This experience is central to how I practice Aikido and I know the same is true of all of my friends that practice Aikido and this experience leads to the understanding that all real fighting must be done with the intention of ikken hissatsu and by extention the training for that fight must be done in the spirit of ikken hissatsu.
To my way of thinking this rules out the possibility of sparring or randori or rolling. If your opponent is still standing after thirty seconds you are dead because his friend has killed you.

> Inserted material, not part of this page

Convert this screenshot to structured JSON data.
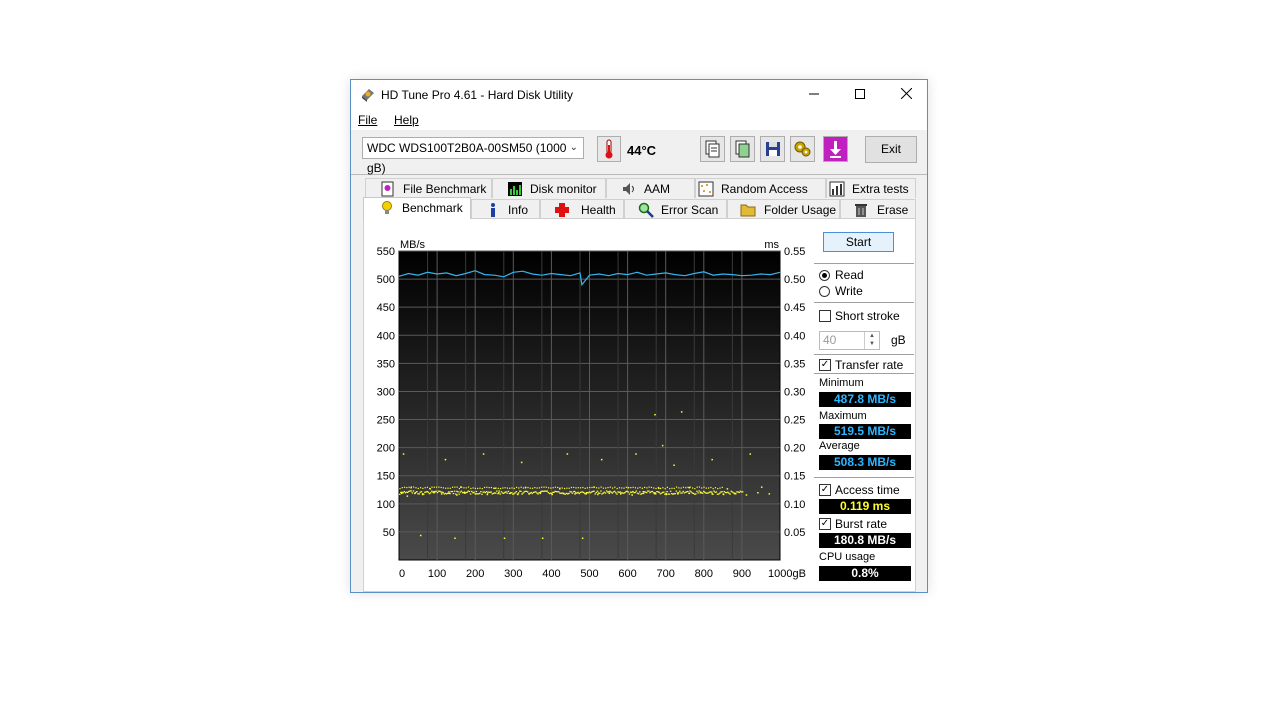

Now the sports minded among you, and western thinking is fundamentally sports orientated when it comes to fighting, are thinking something like "Well how do you know your techniques really work against a live opponent?" Which is, IMHO, a question which indicates that you've entirely missed the point because if your opponent can get himself into such a position then either he is very good or your training is epic fail; you are training for a sparring match or randori where you'll go in there, throw a few shots or give him a bit of a push to feel him out forgetting that this only buys time for his mates to come to his rescue.
If more Aikidoka were Samurai wannabes, like we were, they would read all the war chronicles and Hagakure and other texts and they would read account after account that go like this: "Such and such wrestled his opponent to the ground and was about to take his opponents head when his allies came up and lopped his head off instead" or like this "Such and such was taken to the ground and looked to be in serious danger but just then his retainers came up and threw his attacker to the ground allowing such and such to decapitate him."
This experience is where Japanese martial arts come from; they're the two oldest stories going as far as Japanese war stories go. People training in one on one fighting with the intention of defending themselves in actual fighting, as they do when they are sparring, are training for a wet dream hollywood movie fight that in all honesty they could have run away from.
Real martial training is not to defeat a resisting opponent; it is to stop an opponent before he can resist, to defeat him before he can fight and thus to avoid fighting with all its attendent dangers. Those who read the old texts will notice a word that crops up over and over: "desperation". Real fighting is desperate, the spirit of fighting is the spirit of desperation. Training, therefore, should be desperate. This is not to say panicked, but it should be done with the understanding that your very life depends on this technique and that you must stop your opponent now not because if you don't stop him, he'll stop you, but because if you don't stop him his friend will stop you.
If you train yourself to stop your opponent now ikken hissatsu style then how can you possibly translate your training into sparring? Of what value is randori? Surely this kind of "training" simply underlines that the one skill that gives you a slim chance of winning in a practically hopeless situation is a skill you totally lack?
On this basis I actually propose a definition of martial art as one which is founded upon ikken hissatsu and that everything not conforming, those arts designed to fight single opponents over prolonged periods of time, be regarded as combat sports.